Scan the entries below for the word "this" and copy every line where it turns up.

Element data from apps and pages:
┄┄┄┄┄┄

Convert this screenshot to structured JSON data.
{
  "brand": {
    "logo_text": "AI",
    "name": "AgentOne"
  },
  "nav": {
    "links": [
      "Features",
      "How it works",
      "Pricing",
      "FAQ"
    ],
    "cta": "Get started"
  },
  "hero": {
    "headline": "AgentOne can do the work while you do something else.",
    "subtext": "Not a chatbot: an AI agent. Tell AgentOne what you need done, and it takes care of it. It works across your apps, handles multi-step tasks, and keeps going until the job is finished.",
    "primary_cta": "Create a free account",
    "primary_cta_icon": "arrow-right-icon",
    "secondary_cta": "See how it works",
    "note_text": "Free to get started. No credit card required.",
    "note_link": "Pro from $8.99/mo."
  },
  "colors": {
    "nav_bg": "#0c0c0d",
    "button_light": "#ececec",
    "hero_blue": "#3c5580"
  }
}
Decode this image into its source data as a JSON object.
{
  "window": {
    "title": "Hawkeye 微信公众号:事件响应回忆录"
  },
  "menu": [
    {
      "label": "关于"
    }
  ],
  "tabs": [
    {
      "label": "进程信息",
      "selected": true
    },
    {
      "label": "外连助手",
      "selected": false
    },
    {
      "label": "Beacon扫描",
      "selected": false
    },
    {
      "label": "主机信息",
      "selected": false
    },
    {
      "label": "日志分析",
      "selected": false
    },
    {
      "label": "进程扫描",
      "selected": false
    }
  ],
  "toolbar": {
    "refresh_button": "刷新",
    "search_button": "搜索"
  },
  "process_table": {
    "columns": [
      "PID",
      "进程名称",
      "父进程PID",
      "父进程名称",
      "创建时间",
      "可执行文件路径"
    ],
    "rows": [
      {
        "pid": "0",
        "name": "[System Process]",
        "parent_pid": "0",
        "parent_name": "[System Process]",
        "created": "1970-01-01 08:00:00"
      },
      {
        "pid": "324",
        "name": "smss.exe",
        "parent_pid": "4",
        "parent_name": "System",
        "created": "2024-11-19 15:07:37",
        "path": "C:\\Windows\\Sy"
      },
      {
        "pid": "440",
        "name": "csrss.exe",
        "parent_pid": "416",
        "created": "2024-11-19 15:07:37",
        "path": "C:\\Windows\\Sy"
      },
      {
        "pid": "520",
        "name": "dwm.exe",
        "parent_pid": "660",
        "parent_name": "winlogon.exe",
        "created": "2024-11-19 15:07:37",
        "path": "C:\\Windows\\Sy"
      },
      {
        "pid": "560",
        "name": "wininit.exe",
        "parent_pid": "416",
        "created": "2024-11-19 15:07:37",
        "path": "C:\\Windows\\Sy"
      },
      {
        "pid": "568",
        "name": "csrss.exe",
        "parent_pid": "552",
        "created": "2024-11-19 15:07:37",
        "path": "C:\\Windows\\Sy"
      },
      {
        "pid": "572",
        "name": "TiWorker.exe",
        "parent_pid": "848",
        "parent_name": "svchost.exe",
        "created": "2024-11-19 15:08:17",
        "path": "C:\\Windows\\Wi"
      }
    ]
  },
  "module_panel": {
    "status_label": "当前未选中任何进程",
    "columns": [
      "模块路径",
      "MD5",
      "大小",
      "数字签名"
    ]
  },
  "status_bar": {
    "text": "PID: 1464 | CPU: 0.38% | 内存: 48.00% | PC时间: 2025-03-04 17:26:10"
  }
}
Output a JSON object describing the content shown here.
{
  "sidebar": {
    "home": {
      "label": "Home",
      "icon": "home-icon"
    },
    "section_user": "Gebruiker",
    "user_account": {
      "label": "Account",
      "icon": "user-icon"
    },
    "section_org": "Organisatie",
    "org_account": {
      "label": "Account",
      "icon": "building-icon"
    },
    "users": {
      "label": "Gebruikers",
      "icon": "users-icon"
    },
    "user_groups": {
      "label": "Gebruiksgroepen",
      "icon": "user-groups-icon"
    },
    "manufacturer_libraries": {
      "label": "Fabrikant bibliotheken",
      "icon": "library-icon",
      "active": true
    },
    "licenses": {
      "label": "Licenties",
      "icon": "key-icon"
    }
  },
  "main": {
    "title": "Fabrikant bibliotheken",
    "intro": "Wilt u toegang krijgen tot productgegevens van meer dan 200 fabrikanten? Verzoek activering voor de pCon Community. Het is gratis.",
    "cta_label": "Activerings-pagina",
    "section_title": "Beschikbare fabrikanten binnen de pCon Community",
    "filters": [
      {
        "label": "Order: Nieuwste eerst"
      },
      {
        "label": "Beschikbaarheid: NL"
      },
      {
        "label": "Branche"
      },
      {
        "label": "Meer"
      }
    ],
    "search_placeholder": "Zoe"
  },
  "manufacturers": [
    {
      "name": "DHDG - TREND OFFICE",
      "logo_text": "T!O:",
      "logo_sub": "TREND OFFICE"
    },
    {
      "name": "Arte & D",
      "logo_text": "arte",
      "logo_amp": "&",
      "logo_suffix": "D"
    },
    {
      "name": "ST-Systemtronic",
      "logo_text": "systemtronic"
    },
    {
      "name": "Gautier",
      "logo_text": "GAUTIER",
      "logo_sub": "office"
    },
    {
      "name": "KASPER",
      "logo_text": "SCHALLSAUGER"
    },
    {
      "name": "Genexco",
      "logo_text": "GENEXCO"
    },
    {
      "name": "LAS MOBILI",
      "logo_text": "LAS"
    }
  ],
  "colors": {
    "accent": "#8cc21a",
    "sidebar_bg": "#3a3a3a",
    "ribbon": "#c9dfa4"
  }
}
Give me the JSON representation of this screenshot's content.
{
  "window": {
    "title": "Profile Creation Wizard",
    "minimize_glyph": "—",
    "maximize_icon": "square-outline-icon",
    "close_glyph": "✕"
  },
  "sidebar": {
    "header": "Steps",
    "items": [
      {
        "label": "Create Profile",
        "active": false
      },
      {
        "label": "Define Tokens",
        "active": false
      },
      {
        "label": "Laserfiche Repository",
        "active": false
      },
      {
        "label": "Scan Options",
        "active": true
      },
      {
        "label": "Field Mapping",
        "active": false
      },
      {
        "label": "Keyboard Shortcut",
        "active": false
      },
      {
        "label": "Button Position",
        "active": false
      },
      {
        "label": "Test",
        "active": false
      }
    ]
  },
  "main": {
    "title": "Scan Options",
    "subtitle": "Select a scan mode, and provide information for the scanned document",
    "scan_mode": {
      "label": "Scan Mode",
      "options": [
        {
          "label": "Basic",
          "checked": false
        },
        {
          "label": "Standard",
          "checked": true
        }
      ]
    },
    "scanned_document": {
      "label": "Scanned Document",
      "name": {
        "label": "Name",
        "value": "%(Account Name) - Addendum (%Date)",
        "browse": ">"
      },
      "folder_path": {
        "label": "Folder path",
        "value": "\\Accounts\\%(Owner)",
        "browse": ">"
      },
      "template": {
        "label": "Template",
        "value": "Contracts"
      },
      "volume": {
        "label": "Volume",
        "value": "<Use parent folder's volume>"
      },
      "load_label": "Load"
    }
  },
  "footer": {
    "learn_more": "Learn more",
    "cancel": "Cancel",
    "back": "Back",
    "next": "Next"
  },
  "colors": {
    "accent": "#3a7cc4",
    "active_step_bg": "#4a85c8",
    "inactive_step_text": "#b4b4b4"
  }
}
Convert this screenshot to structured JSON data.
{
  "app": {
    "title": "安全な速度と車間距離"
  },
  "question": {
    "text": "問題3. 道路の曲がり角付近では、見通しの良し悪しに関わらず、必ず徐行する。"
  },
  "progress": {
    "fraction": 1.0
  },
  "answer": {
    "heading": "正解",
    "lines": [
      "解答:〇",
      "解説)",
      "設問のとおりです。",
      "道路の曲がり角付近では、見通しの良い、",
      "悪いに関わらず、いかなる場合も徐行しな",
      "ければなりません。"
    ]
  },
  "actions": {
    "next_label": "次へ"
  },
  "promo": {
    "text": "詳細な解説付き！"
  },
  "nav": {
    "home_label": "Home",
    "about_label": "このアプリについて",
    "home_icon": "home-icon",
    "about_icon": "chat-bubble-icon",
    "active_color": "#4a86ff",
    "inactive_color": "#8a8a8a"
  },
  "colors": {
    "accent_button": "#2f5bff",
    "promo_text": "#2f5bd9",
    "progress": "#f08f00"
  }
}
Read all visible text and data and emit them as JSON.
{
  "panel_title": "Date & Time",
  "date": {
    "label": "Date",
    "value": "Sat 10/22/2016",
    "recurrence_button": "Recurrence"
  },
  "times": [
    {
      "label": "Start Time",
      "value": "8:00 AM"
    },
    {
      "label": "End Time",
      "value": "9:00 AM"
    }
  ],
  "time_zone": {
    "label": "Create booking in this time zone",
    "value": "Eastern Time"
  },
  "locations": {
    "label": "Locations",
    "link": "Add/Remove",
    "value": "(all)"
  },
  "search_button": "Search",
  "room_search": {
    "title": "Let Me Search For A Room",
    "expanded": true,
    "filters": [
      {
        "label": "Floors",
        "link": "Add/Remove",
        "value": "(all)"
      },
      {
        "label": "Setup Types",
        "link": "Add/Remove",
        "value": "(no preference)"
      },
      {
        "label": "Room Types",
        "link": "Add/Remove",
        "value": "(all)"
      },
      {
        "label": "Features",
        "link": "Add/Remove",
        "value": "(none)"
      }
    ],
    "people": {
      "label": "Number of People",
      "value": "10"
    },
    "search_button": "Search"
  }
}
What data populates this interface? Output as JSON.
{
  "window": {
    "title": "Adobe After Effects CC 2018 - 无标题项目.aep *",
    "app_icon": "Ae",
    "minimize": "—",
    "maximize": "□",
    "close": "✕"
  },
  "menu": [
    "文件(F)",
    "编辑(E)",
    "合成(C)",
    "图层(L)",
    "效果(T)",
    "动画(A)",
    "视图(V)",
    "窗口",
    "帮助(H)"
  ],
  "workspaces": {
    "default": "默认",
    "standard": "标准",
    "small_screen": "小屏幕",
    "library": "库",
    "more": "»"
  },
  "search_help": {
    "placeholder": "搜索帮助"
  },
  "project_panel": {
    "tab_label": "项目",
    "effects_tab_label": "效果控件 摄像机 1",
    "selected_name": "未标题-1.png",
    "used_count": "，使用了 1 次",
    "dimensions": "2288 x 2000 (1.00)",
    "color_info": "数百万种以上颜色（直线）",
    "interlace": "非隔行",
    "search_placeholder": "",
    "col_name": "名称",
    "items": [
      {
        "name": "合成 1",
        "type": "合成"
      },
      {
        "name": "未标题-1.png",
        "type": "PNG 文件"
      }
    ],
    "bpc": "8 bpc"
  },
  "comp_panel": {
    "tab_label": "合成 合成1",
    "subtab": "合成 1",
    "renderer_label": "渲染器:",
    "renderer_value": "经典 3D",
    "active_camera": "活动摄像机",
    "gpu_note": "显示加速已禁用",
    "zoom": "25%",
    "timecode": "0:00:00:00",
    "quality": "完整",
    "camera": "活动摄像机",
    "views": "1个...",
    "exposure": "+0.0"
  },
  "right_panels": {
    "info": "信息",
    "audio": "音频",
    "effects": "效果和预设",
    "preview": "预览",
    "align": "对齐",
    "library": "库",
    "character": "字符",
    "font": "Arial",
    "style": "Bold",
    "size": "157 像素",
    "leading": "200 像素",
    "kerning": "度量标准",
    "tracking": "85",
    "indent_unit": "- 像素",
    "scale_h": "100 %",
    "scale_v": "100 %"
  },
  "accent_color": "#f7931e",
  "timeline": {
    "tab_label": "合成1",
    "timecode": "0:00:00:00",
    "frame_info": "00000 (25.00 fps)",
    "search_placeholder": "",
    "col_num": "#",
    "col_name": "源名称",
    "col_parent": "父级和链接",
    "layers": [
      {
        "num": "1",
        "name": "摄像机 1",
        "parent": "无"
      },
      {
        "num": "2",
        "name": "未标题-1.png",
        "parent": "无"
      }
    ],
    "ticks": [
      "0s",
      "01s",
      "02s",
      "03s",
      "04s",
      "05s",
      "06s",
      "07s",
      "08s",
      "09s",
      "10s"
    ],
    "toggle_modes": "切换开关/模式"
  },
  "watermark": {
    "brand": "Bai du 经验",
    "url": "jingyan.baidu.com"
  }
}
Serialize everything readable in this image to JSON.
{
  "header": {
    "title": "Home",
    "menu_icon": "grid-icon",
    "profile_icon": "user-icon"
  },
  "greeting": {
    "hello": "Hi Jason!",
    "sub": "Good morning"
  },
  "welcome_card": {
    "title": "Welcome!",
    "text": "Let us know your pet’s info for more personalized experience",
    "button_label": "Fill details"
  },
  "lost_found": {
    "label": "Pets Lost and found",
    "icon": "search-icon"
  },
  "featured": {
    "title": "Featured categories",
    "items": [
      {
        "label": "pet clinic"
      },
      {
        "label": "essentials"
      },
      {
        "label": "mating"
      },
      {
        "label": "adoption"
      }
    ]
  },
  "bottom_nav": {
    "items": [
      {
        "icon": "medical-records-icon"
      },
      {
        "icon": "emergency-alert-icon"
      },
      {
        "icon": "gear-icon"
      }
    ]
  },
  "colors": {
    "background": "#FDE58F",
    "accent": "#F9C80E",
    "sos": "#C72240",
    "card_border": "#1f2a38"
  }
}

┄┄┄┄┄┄

Reply:
Convert this screenshot to structured JSON data.
Decode this image into its source data as a JSON object.
Give me the JSON representation of this screenshot's content.
Convert this screenshot to structured JSON data.
    "label": "Create booking in this time zone",
What data populates this interface? Output as JSON.
Serialize everything readable in this image to JSON.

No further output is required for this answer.